Dynamic Routing

Suppose that you want to make your site routing a little more flexible. For example, rather than just going straight to a 404 page if the path is not found, you might want to try and guess an appropriate (and valid!) path. This is where dynamic routing comes into play.

🚀 TL;DR Show me the code. Look at the 20-dynamic-routing branch. This site is deployed here.

What’s the Problem?

Suppose that somebody tries to go to the path /what-is-gatsby/ on the site. Now this is not a valid path, so will result in a 404 page.

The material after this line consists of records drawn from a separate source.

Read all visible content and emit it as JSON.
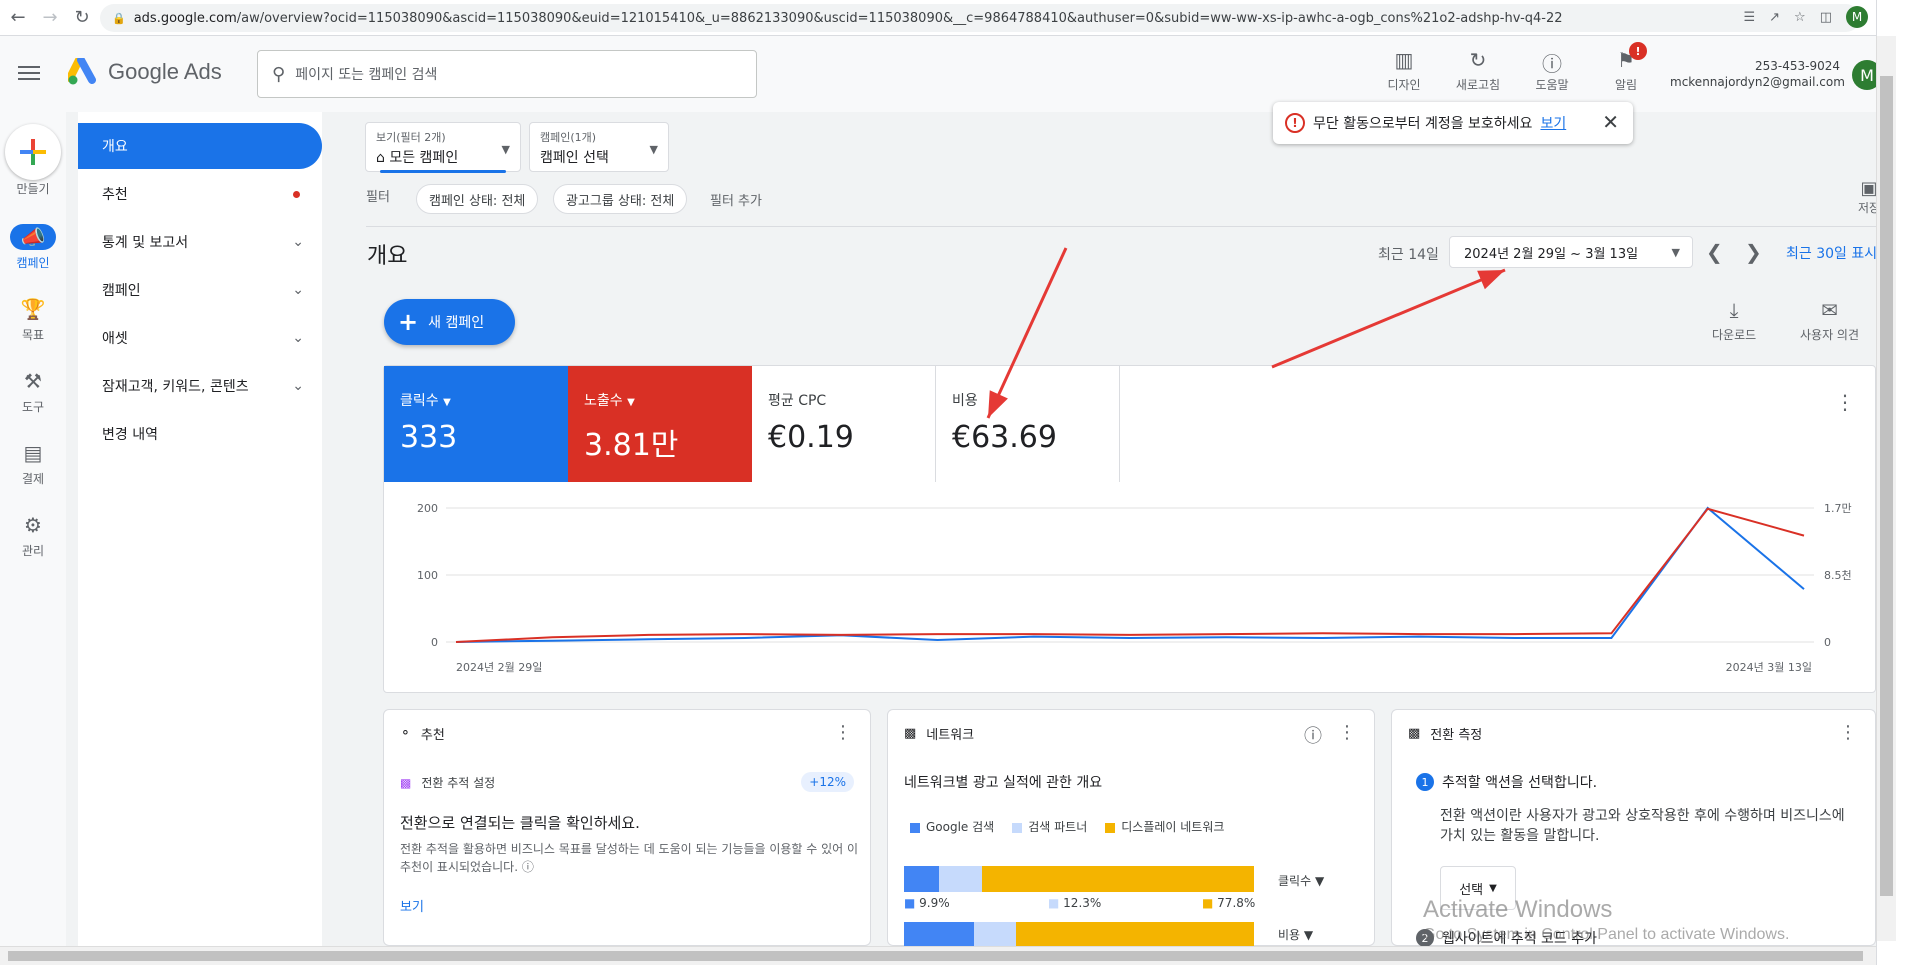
{
  "browser": {
    "url_host": "ads.google.com",
    "url_path": "/aw/overview?ocid=115038090&ascid=115038090&euid=121015410&_u=8862133090&uscid=115038090&__c=9864788410&authuser=0&subid=ww-ww-xs-ip-awhc-a-ogb_cons%21o2-adshp-hv-q4-22",
    "profile_initial": "M"
  },
  "header": {
    "logo_text": "Google Ads",
    "search_placeholder": "페이지 또는 캠페인 검색",
    "tools": [
      {
        "label": "디자인",
        "icon": "design-icon"
      },
      {
        "label": "새로고침",
        "icon": "refresh-icon"
      },
      {
        "label": "도움말",
        "icon": "help-icon"
      },
      {
        "label": "알림",
        "icon": "bell-icon",
        "badge": "!"
      }
    ],
    "account_phone": "253-453-9024",
    "account_email": "mckennajordyn2@gmail.com",
    "account_initial": "M"
  },
  "rail": {
    "create_label": "만들기",
    "items": [
      {
        "label": "캠페인",
        "icon": "megaphone-icon",
        "active": true
      },
      {
        "label": "목표",
        "icon": "trophy-icon"
      },
      {
        "label": "도구",
        "icon": "tools-icon"
      },
      {
        "label": "결제",
        "icon": "card-icon"
      },
      {
        "label": "관리",
        "icon": "gear-icon"
      }
    ]
  },
  "nav": {
    "items": [
      {
        "label": "개요",
        "active": true
      },
      {
        "label": "추천",
        "dot": true
      },
      {
        "label": "통계 및 보고서",
        "expand": true
      },
      {
        "label": "캠페인",
        "expand": true
      },
      {
        "label": "애셋",
        "expand": true
      },
      {
        "label": "잠재고객, 키워드, 콘텐츠",
        "expand": true
      },
      {
        "label": "변경 내역"
      }
    ]
  },
  "filters": {
    "view_small": "보기(필터 2개)",
    "view_value": "모든 캠페인",
    "campaign_small": "캠페인(1개)",
    "campaign_value": "캠페인 선택",
    "filter_label": "필터",
    "chips": [
      "캠페인 상태: 전체",
      "광고그룹 상태: 전체"
    ],
    "add_filter": "필터 추가"
  },
  "alert": {
    "text": "무단 활동으로부터 계정을 보호하세요",
    "link": "보기"
  },
  "save_label": "저장",
  "overview": {
    "title": "개요",
    "date_label": "최근 14일",
    "date_range": "2024년 2월 29일 ~ 3월 13일",
    "recent30": "최근 30일 표시",
    "new_campaign": "새 캠페인",
    "download": "다운로드",
    "feedback": "사용자 의견"
  },
  "metrics": [
    {
      "label": "클릭수",
      "value": "333",
      "style": "blue",
      "dropdown": true
    },
    {
      "label": "노출수",
      "value": "3.81만",
      "style": "red",
      "dropdown": true
    },
    {
      "label": "평균 CPC",
      "value": "€0.19",
      "style": "plain"
    },
    {
      "label": "비용",
      "value": "€63.69",
      "style": "plain"
    }
  ],
  "chart_data": {
    "type": "line",
    "x_start_label": "2024년 2월 29일",
    "x_end_label": "2024년 3월 13일",
    "y_left_ticks": [
      "200",
      "100",
      "0"
    ],
    "y_right_ticks": [
      "1.7만",
      "8.5천",
      "0"
    ],
    "ylim_left": [
      0,
      200
    ],
    "ylim_right": [
      0,
      17000
    ],
    "series": [
      {
        "color": "#1a73e8",
        "axis": "left",
        "values": [
          0,
          2,
          4,
          6,
          10,
          3,
          8,
          6,
          7,
          6,
          8,
          6,
          6,
          200,
          79
        ]
      },
      {
        "color": "#d93025",
        "axis": "right",
        "values": [
          0,
          600,
          900,
          1000,
          900,
          1000,
          1000,
          900,
          1000,
          1100,
          1000,
          1000,
          1100,
          16900,
          13500
        ]
      }
    ]
  },
  "cards": {
    "rec": {
      "title": "추천",
      "sub": "전환 추적 설정",
      "badge": "+12%",
      "headline": "전환으로 연결되는 클릭을 확인하세요.",
      "desc": "전환 추적을 활용하면 비즈니스 목표를 달성하는 데 도움이 되는 기능들을 이용할 수 있어 이 추천이 표시되었습니다.",
      "link": "보기"
    },
    "network": {
      "title": "네트워크",
      "subtitle": "네트워크별 광고 실적에 관한 개요",
      "legend": [
        {
          "name": "Google 검색",
          "color": "#4285f4"
        },
        {
          "name": "검색 파트너",
          "color": "#c6dafc"
        },
        {
          "name": "디스플레이 네트워크",
          "color": "#f4b400"
        }
      ],
      "rows": [
        {
          "metric": "클릭수",
          "pct": [
            9.9,
            12.3,
            77.8
          ],
          "labels": [
            "9.9%",
            "12.3%",
            "77.8%"
          ]
        },
        {
          "metric": "비용",
          "pct": [
            20,
            12,
            68
          ]
        }
      ]
    },
    "conversion": {
      "title": "전환 측정",
      "step1_num": "1",
      "step1": "추적할 액션을 선택합니다.",
      "desc": "전환 액션이란 사용자가 광고와 상호작용한 후에 수행하며 비즈니스에 가치 있는 활동을 말합니다.",
      "select": "선택",
      "step2_num": "2",
      "step2": "웹사이트에 추적 코드 추가"
    }
  },
  "watermark": {
    "line1": "Activate Windows",
    "line2": "Go to System in Control Panel to activate Windows."
  },
  "annotation_color": "#e53935"
}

However, there are a number of similar valid paths:

  • /0.1/what-is-gatsby/
  • /0.2/what-is-gatsby/
  • /0.3/what-is-gatsby/
  • /1.0/what-is-gatsby/
  • /1.1/what-is-gatsby/ and
  • /1.2/what-is-gatsby/.

Would it not be better to go to one of these rather than flinging out the 404 page? I certainly think so!

Types of Dynamic Routing

There are two types of dynamic routing in Gatsby:

  1. parameter routes and
  2. splat routes.

We’ll be looking at the latter.

The […].js File

In a Gatsby site, a file named [...].js (or [...].tsx) is used for dynamic routing. The square brackets [...] indicate a catch-all route. This allows you to handle a variety of different URLs with a single file. This is useful for handling cases like:

  • 404 pages;
  • dynamic routes based on data; or
  • any URL patterns that might not be known ahead of time.

Gatsby uses the [...].js file as part of its file-based routing system, where the file and folder structure in the src/pages directory directly translates into routes on the website. So, for example, you could have both a src/pages/[...].js and a src/pages/blog/[...].js.

We’ll create a file at src/pages/[...].js that exports a function, DynamicRoute(), that returns a component, RedirectComponent. The DynamicRoute() function accepts an object, props (of type PageProps, a Gatsby data structure), which has a variety of useful attributes including

  • location (various components of the URL)
  • pageContext and
  • params.

💡 Since we are only using the params attribute we could have used destructuring to extract only this attribute in the function signature.

The Redirect Component

The component RedirectComponent does a few things:

  1. Construct a candidate path using the slug and the latest version.
  2. Check whether the candidate path is a valid path on the site.
  3. If it is valid then navigate to that path.
  4. If it is not valid then navigate to the 404 page.

The component will use useEffect() to perform the actual navigation.

Redirects with Anchors

What if you want to have different redirects linked to specific anchors? For example, redirect #introduction to one URL and #conclusion to another URL? Sadly you cannot handle this on the server because those anchors never make it that far. They are all handled on the client. So if you want to include anchors in your redirects strategy then you’ll need to do it via dynamic routing and client-side redirects.

Do Try This at Home

Let’s give this a try. Go to the site.

  1. Try navigating to any one of the valid paths listed above. For example, try /1.0/what-is-gatsby/.
  2. Now try navigating to a path without a version. For example, try /what-is-gatsby/.

In the second case you will be redirected to the path /1.2/what-is-gatsby/. A loading page might briefly appear while you are being redirected. Before implementing dynamic routing this path would have taken you to the 404 page.


We have taken a look at a simple application of dynamic routing. Using dynamic routes will make the routing on your site more flexible, providing alternative ways for you to send your users to the right content. You can make it as complicated and flexible as you want.

🚀 TL;DR Show me the code. Look at the 20-dynamic-routing branch. This site is deployed here.